The president said previously that Syria is not Egypt or Tunisia. Is Syria really different? Is the president popularly elected, or did he inherit his power like many Arab leaders? In the midst of this turmoil in the region, he should have treated us with less arrogance and utmost respect when it comes to legitimate demands.
The president and his adviser Bouthaina Shaaban blame foreign elements for causing sectarian strife. But, I ask, who stormed the al-Omari mosque a day after Shaaban promised an investigation. Sectarianism has no place in Syria, however, recent tensions were not caused at the behest foreign TV satellite channels. Tensions are caused when you arbitrarily detain children and kill unarmed civilians.
Syrian citizens deserve as much, if not more, than the rights Egyptians have secured for themselves and I hope that the authorities realise this fact before it's too late. The legitimate demands of Syrians cannot be ignored for ever.
Hadi Matta, 30, Pharmacist, Damascus
I welcome the sacking of the government and I would like to see other changes recently announced… particularly taking tougher measures against corruption.
Reforms should be introduced as fast as possible and the authorities must hold all security officials responsible for what happened in Deraa and other towns. Mistakes should be admitted and rectified in order to calm the streets down.
I do not think that any Syrian is against reform, greater freedoms and peaceful constitutional changes. But what happened in Syria recently was not a revolution for reform or a revolution for freedom.

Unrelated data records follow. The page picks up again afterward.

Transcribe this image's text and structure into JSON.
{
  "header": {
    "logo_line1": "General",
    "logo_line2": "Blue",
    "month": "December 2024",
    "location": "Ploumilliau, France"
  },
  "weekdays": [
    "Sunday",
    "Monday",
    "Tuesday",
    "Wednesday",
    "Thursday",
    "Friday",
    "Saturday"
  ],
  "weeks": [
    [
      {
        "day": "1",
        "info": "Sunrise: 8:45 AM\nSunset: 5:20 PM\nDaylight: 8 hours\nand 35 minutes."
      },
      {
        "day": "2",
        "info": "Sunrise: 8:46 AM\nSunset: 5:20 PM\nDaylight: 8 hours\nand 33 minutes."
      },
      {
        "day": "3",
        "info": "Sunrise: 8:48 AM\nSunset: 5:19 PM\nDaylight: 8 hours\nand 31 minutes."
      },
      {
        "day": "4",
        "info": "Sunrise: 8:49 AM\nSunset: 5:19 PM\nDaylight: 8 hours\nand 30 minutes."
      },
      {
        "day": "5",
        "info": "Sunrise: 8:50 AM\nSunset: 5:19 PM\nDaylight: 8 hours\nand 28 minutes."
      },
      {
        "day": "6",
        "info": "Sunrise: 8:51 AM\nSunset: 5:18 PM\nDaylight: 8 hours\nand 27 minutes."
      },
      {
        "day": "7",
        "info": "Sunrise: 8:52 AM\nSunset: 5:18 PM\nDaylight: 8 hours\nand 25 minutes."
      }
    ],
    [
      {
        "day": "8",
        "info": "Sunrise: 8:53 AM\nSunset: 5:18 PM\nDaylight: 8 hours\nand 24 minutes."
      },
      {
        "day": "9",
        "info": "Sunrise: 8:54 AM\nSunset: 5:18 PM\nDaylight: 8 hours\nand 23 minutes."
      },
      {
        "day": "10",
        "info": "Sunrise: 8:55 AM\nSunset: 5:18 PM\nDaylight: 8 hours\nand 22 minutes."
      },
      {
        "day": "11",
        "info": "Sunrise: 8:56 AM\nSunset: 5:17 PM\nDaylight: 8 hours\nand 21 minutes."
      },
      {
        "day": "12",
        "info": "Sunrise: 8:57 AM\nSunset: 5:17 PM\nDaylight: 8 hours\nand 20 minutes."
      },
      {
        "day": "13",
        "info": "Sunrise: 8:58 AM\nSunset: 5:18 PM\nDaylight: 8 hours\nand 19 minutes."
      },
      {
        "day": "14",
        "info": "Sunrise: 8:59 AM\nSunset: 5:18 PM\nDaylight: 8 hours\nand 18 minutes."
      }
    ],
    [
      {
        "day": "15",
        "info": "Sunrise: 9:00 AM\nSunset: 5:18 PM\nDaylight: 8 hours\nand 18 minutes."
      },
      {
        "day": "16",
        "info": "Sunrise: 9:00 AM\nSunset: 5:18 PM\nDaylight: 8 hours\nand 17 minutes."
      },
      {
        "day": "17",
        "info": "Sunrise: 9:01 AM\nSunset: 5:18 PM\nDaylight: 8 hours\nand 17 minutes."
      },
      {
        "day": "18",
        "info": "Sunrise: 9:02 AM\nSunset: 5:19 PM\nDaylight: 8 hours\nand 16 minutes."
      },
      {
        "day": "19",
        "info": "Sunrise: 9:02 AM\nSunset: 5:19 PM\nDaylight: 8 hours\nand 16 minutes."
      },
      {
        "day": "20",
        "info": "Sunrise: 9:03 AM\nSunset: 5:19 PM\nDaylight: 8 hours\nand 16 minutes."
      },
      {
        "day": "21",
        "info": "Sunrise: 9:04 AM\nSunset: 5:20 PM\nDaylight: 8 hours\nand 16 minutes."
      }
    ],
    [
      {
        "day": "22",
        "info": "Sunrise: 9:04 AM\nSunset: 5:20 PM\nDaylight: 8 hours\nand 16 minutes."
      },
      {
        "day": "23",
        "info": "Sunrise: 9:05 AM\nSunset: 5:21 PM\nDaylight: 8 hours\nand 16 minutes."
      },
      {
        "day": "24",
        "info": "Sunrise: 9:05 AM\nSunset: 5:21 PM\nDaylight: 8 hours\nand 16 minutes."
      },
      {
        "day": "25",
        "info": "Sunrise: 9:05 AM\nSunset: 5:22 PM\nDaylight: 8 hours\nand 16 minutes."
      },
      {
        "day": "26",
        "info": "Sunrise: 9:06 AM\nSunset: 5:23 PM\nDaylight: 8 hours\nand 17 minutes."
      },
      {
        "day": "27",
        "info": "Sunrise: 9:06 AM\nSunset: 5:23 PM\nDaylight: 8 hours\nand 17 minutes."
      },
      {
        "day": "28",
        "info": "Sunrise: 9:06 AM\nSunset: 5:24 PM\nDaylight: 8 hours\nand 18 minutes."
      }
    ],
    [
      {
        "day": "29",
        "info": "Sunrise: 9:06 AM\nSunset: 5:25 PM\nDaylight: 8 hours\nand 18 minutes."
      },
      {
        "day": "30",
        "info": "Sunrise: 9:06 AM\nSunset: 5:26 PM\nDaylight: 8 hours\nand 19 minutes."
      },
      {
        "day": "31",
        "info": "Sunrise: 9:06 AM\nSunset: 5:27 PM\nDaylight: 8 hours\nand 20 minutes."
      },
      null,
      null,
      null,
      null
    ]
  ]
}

It was a revolution that started out from under the domes of mosques. Such revolutions do not represent me as a Christian Syrian and secular nationalist socialist. I do not trust any revolution that attacks others for simply holding different point of views, destroys public facilities or attacks security personnel.
As for the issue of sectarian strife, it has not been a problem in Syria. However, some satellite channels have raised this issue in their broadcasts, which has made communities wary of each other in a way that is strange to most Syrians.
Fatima, Housewife, Deraa (full name withheld by request)
I hope President Bashar's speech will calm the country. I also hope the regime will start real reforms rather than pay lip service, as has been the case previously.
The most important change I would like to see is lifting the state of emergency which has been in force since the 1960s, and has contributed significantly to the deterioration of relations between the people of Deraa and the security authorities.
The removal of the governor was a welcome step, but not enough. But the fact that the central government has submitted its resignation shows that Damascus cares about what happens, and takes our demands seriously.
The people of Deraa are not complaining about poverty and hunger; their complaints are more fundamental. The situation came to a head when security forces surrounded the city and attacked peaceful demonstrators with tear gas and live rounds.
Ansaf Saad, 39, civil engineer, Latakia
Comparing the situation in Syria with other Arab countries is not right. The president has initiated radical economic reforms since coming to power. This is obvious in recent times. For example, food prices have become more affordable for everyone. Also, the president's spokesperson has announced further steps such as raising salaries in April.
The recent incidents in Latakia indicate the presence of foreign elements aimed at destabilising the security and stability of the country. Peaceful demonstrations are guaranteed by law but in recent days there have been attempts to stir up sectarian strife and this was apparent when we saw groups of unidentified young people roaming the streets in their cars chanting sectarian slogans.
Military intervention was warranted to stop the agitators who set alight and damaged public and private property, including my office which is located downtown. Youth groups were forced to form neighbourhood watch committees to protect their homes and their streets.
Latakia is a living example of tolerance that exists between the spectrum of the Syrian people. All communities live here in peace, which is the most beautiful thing I love about this country and the government has the right to maintain this unique melting pot, if endangered.